# [TRY IT]
Only the number is wanted: how many lines of these entries contain the word "true"?

# [GIVEN ENTRIES]
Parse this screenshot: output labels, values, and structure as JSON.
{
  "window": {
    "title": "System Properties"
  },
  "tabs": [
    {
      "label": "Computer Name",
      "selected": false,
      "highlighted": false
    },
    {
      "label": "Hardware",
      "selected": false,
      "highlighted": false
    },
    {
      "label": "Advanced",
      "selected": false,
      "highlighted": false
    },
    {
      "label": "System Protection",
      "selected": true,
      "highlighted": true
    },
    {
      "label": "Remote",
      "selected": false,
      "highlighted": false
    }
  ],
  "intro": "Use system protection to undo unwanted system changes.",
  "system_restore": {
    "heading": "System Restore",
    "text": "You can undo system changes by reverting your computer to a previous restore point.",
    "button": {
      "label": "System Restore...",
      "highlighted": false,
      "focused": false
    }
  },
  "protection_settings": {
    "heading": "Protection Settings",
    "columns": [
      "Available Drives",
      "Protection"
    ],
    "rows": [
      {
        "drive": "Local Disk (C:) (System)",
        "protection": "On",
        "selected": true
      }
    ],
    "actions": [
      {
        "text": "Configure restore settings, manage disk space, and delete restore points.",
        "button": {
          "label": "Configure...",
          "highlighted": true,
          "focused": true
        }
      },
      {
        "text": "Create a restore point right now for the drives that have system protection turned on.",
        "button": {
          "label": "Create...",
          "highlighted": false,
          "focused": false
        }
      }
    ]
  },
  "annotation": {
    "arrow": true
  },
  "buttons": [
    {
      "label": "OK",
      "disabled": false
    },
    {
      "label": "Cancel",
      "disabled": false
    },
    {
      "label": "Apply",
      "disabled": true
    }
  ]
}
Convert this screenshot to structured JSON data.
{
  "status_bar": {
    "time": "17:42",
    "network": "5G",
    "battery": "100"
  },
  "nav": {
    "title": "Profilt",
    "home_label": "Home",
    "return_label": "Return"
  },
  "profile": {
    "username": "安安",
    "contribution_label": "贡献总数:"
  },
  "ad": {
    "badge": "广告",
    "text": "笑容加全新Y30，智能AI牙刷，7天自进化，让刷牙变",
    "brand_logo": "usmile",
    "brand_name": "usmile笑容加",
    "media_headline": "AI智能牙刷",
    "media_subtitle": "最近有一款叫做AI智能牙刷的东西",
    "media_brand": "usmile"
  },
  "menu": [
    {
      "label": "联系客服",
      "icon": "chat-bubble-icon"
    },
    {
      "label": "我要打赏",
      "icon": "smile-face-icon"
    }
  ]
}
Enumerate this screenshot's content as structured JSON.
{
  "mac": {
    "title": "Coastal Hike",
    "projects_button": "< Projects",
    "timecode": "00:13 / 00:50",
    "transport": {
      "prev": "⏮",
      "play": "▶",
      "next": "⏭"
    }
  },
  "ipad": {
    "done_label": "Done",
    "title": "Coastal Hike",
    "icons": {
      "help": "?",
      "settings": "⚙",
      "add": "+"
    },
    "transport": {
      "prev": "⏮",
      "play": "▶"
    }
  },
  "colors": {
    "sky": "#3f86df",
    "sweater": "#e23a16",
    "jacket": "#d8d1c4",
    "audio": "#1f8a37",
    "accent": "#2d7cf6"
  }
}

# [WORKED SOLUTION]
7